Maybe it's because Europeans come from that classical tradition, so they understood what he was doing musically, and that what he was playing was an entirely new approach to the instrument. So many European jazz fans have told me that jazz is the art of the twentieth century, but I can't think of too many Americans who would say that. Europeans sit down and pay attention, and James Booker's music is concert-hall worthy to them.

Booker seemed more troubled to me than many of history's other tragic geniuses. Why did he have such a hard time? 

Where could Booker catch a break? To be black at that time, to be gay at that time, to be one-eyed at any time—I think about that, with the eye patch. There's nowhere in the world where he could walk into a room and not stand out. Then to be a drug user and be mentally unstable, which there was such a stigma against in the Sixties and Seventies. . .I think he was really alone in a lot of ways.

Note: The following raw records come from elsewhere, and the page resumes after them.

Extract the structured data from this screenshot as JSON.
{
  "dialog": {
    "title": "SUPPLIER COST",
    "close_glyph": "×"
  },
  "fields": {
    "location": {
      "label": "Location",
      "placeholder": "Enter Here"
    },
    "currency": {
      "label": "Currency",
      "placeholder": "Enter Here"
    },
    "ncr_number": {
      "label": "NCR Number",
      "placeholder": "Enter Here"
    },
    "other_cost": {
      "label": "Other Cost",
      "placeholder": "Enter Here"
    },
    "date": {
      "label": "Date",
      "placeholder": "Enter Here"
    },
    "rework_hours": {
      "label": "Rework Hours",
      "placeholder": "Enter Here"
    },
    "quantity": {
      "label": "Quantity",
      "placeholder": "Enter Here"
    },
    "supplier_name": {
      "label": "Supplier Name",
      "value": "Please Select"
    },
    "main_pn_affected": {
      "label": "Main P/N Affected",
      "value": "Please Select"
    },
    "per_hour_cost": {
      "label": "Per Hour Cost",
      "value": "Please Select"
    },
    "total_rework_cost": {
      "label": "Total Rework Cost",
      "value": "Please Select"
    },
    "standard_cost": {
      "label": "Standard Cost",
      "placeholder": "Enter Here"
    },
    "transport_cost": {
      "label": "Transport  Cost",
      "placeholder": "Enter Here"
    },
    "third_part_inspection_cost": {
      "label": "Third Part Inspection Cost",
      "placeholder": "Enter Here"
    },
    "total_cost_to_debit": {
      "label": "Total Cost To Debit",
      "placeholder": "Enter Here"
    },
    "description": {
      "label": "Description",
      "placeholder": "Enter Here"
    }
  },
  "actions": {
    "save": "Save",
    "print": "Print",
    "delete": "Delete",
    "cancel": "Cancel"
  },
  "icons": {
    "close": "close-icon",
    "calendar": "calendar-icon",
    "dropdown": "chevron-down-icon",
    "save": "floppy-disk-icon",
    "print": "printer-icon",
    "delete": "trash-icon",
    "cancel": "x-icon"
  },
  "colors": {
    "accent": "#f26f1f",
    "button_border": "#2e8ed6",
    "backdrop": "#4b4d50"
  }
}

Would things be different for him now?

Well, in the Seventies he could occasionally go to the psychiatric ward at Charity Hospital, which no longer exists. Louisiana used to have a free health-care option that has been closed down since Katrina. I think sometimes that if Booker could have made it another six or seven years, things might have been better for him with the founding of Jazz Fest, which helped the country discover many unknown musicians. On the other hand, the government is stripping out all the health care in Louisiana. It might be even worse for him now than it was in the Seventies. That's a surreal thing to think about. 

Your film includes a lot of technical detail about New Orleans music and Booker's style, but it's also accessible for people who may not know much about New Orleans jazz. How did you create this balance?

It was very much an intentional choice from the get-go. I'm not a musician, and before I could make the film I had to have a lot of piano players sit down, play Booker's music, and say, “This part is a reference to this. And this rhythm is derived from this. This is what an Afro-Caribbean rhythm sounds like and that's what it means.” Because I had to teach myself so much before I could understand the music, I wanted the audience to go through that same process. Also, I very intentionally didn't want to make a film for music snobs or people who already know Booker. My goal in making the film was to introduce him to a wider audience. 

You were educated at the University of Georgia and your career has largely developed in the South. How do you feel about the Southern filmmaker label?

Oh, bring it! I am a Southern filmmaker. A lot of filmmakers will take me less seriously because I don't live in New York, but it's been a conscious choice of mine to make my career in the South. I think there's so much culture here that is overlooked and caricaturized, and I think there's a lot of work to be done. I remember when I was a kid I had the feeling as a rural Southerner that there was no depiction in the media of Southern life. 

Even if I might talk a little slower and take a little longer to make a film, I'm still making a film that I want to make, and I'm developing relationships along the way. The people in the film are not just people that I interviewed for the film. These are people that I go to lunch with and e-mail with, and, when I make another film, they're just a phone call away. There's so much more of an emphasis on the people rather than just my career and their career. In the South, you can have a different quality of life while also doing what you believe in. 

Do you have plans for another film? 

There's still work to be done on this one. Now that I've made the film I have to get it out into the world to try to raise James Booker's profile. It's impossible as a filmmaker to live in New Orleans and not have a million ideas for a film. The culture here is so unique, and it's so endangered. I could live here the rest of my life making movies about people's stories.

Caitlin Love

Caitlin Love is the associate editor of the Oxford American. Her research and reporting have appeared in the New York Times Magazine.